Researchers developed the new system for safer travel in poor conditions
A novel artificial intelligence system has been developed that allows autonomous vehicles (AVs) to navigate better in adverse weather.
Researchers from Oxford University’s Department of Computer Science worked alongside a team from Bogazici University, in Istanbul, Turkey on the project. Their findings were published in the peer-reviewed scientific journal, Nature Machine Intelligence.
The abstract spells out what the researchers hoped to address: “The ability to know their precise location on the map is a challenging prerequisite for safe and reliable AVs due to sensor imperfections under adverse environmental and weather conditions, posing a formidable obstacle to their widespread use.”
In essence, AVs run an increased risk of detecting themselves in an incorrect position in extreme weather such as heavy rain, sleet or snow, which could affect sensors.

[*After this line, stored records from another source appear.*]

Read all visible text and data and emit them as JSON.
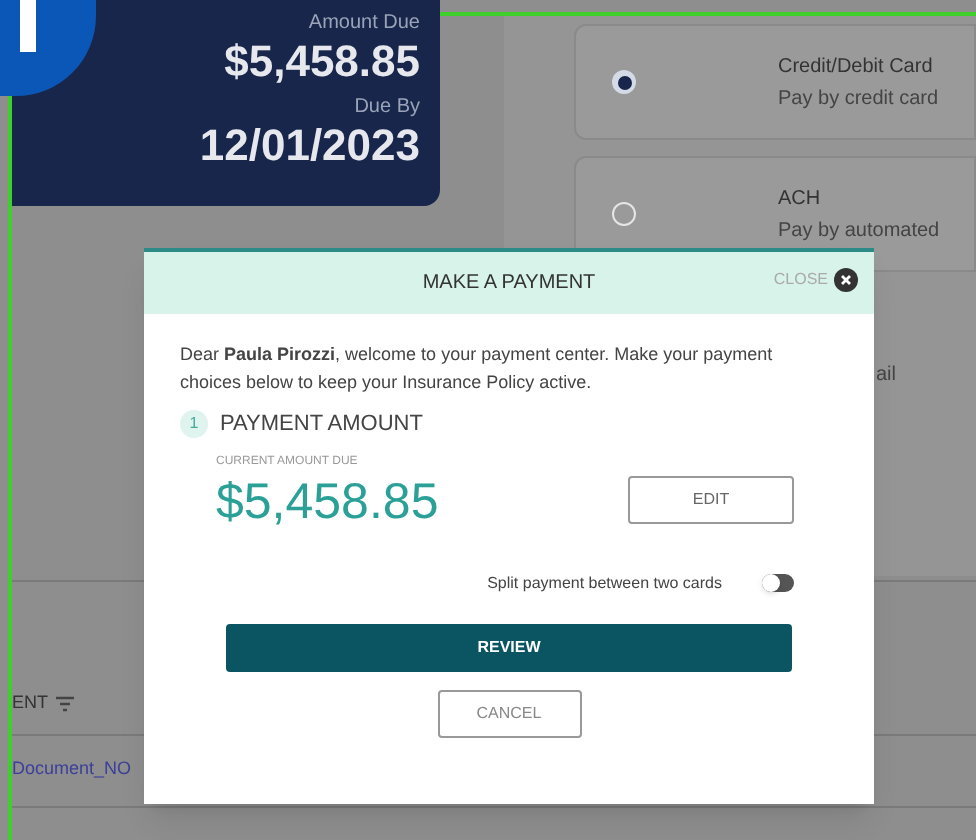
{
  "summary_card": {
    "amount_label": "Amount Due",
    "amount": "$5,458.85",
    "due_label": "Due By",
    "due_date": "12/01/2023"
  },
  "payment_methods": [
    {
      "title": "Credit/Debit Card",
      "description": "Pay by credit card",
      "selected": true
    },
    {
      "title": "ACH",
      "description": "Pay by automated",
      "selected": false
    }
  ],
  "side_fragment": "ail",
  "table": {
    "column_header": "ENT",
    "rows": [
      {
        "link": "Document_NO"
      }
    ]
  },
  "modal": {
    "title": "MAKE A PAYMENT",
    "close_label": "CLOSE",
    "greeting": "Dear **Paula Pirozzi**, welcome to your payment center. Make your payment choices below to keep your Insurance Policy active.",
    "step_number": "1",
    "step_title": "PAYMENT AMOUNT",
    "amount_label": "CURRENT AMOUNT DUE",
    "amount": "$5,458.85",
    "edit_label": "EDIT",
    "split": {
      "label": "Split payment between two cards",
      "on": false
    },
    "review_label": "REVIEW",
    "cancel_label": "CANCEL"
  }
}
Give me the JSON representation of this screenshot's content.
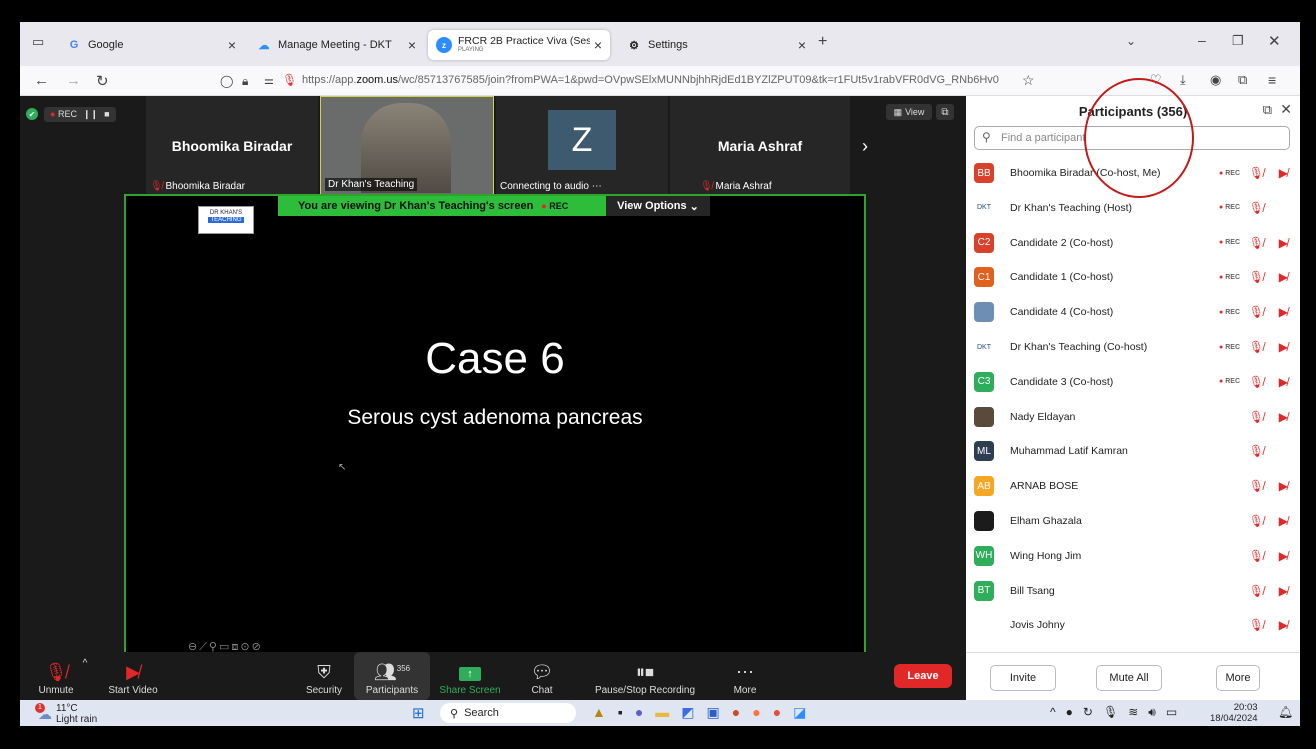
{
  "browser": {
    "tabs": [
      {
        "label": "Google",
        "icon": "google-icon"
      },
      {
        "label": "Manage Meeting - DKT",
        "icon": "zoom-cloud-icon"
      },
      {
        "label": "FRCR 2B Practice Viva (Session",
        "sublabel": "PLAYING",
        "icon": "zoom-icon"
      },
      {
        "label": "Settings",
        "icon": "gear-icon"
      }
    ],
    "url_prefix": "https://app.",
    "url_host": "zoom.us",
    "url_rest": "/wc/85713767585/join?fromPWA=1&pwd=OVpwSElxMUNNbjhhRjdEd1BYZlZPUT09&tk=r1FUt5v1rabVFR0dVG_RNb6Hv0"
  },
  "strip": {
    "rec_label": "REC",
    "tiles": [
      {
        "name": "Bhoomika Biradar",
        "label": "Bhoomika Biradar"
      },
      {
        "name": "",
        "label": "Dr Khan's Teaching"
      },
      {
        "name": "Z",
        "label": "Connecting to audio"
      },
      {
        "name": "Maria Ashraf",
        "label": "Maria Ashraf"
      }
    ],
    "view_label": "View"
  },
  "share": {
    "banner": "You are viewing  Dr Khan's Teaching's screen",
    "banner_rec": "REC",
    "view_options": "View Options",
    "logo_line1": "DR KHAN'S",
    "logo_line2": "TEACHING",
    "case_title": "Case 6",
    "case_subtitle": "Serous cyst adenoma pancreas"
  },
  "toolbar": {
    "unmute": "Unmute",
    "start_video": "Start Video",
    "security": "Security",
    "participants": "Participants",
    "participants_count": "356",
    "share_screen": "Share Screen",
    "chat": "Chat",
    "recording": "Pause/Stop Recording",
    "more": "More",
    "leave": "Leave"
  },
  "panel": {
    "title": "Participants (356)",
    "search_placeholder": "Find a participant",
    "rec": "REC",
    "participants": [
      {
        "initials": "BB",
        "color": "#d9412c",
        "name": "Bhoomika Biradar (Co-host, Me)",
        "rec": true,
        "cam": true
      },
      {
        "initials": "DKT",
        "color": "#ffffff",
        "name": "Dr Khan's Teaching (Host)",
        "rec": true,
        "cam": false
      },
      {
        "initials": "C2",
        "color": "#d9412c",
        "name": "Candidate 2 (Co-host)",
        "rec": true,
        "cam": true
      },
      {
        "initials": "C1",
        "color": "#e0601e",
        "name": "Candidate 1 (Co-host)",
        "rec": true,
        "cam": true
      },
      {
        "initials": "",
        "color": "#6d8fb4",
        "name": "Candidate 4 (Co-host)",
        "rec": true,
        "cam": true
      },
      {
        "initials": "DKT",
        "color": "#ffffff",
        "name": "Dr Khan's Teaching (Co-host)",
        "rec": true,
        "cam": true
      },
      {
        "initials": "C3",
        "color": "#2eae5a",
        "name": "Candidate 3 (Co-host)",
        "rec": true,
        "cam": true
      },
      {
        "initials": "",
        "color": "#5a4a3c",
        "name": "Nady Eldayan",
        "rec": false,
        "cam": true
      },
      {
        "initials": "ML",
        "color": "#2f3d52",
        "name": "Muhammad Latif Kamran",
        "rec": false,
        "cam": false
      },
      {
        "initials": "AB",
        "color": "#f5a623",
        "name": "ARNAB BOSE",
        "rec": false,
        "cam": true
      },
      {
        "initials": "",
        "color": "#1b1b1b",
        "name": "Elham Ghazala",
        "rec": false,
        "cam": true
      },
      {
        "initials": "WH",
        "color": "#2eae5a",
        "name": "Wing Hong Jim",
        "rec": false,
        "cam": true
      },
      {
        "initials": "BT",
        "color": "#2eae5a",
        "name": "Bill Tsang",
        "rec": false,
        "cam": true
      },
      {
        "initials": "",
        "color": "#ffffff",
        "name": "Jovis Johny",
        "rec": false,
        "cam": true
      }
    ],
    "invite": "Invite",
    "mute_all": "Mute All",
    "more": "More"
  },
  "taskbar": {
    "temp": "11°C",
    "weather": "Light rain",
    "weather_badge": "1",
    "search": "Search",
    "time": "20:03",
    "date": "18/04/2024"
  }
}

This could have dangerous consequences in certain scenarios, if, for example, the AV detected itself in an incorrect lane before a turn or at the wrong position at an intersection, where it might fail to stop in time.
To address this, the researchers developed a novel, self-supervised deep-learning model for what is known as “ego-motion estimation.” This is a key component of an autonomous driving algorithmic stack that estimates the car’s moving position in relation to obstacles observed from the vehicle.
The model took into account information from sensors such as cameras, lidar and radar – which are all affected in different ways by different weather, such as poor light or precipitation – so that the benefits of each could be used under varying conditions.
A selection of publicly available AV data sets was used to generate algorithms that can recreate the geometry of a scene and calculate a car’s position from novel data. Testing in a variety of conditions, including fog, snow and rain, proved the robustness of the model.
The team believes its research marks a significant breakthrough, with the abstract concluding: “We anticipate our work will bring AVs one step closer to safe and reliable all-weather autonomous driving.”
And Prof. Andrew Markham, from Oxford University’s Department of Computer Science, who co-supervised the study, added, “estimating the precise location of AVs is a critical milestone to achieving reliable autonomous driving under challenging conditions.”
“This study effectively exploits the complementary aspects of different sensors to help AVs navigate in difficult daily scenarios,” he said.
This article first appeared in sister publication IoT World Today. Subscribe to the newsletter.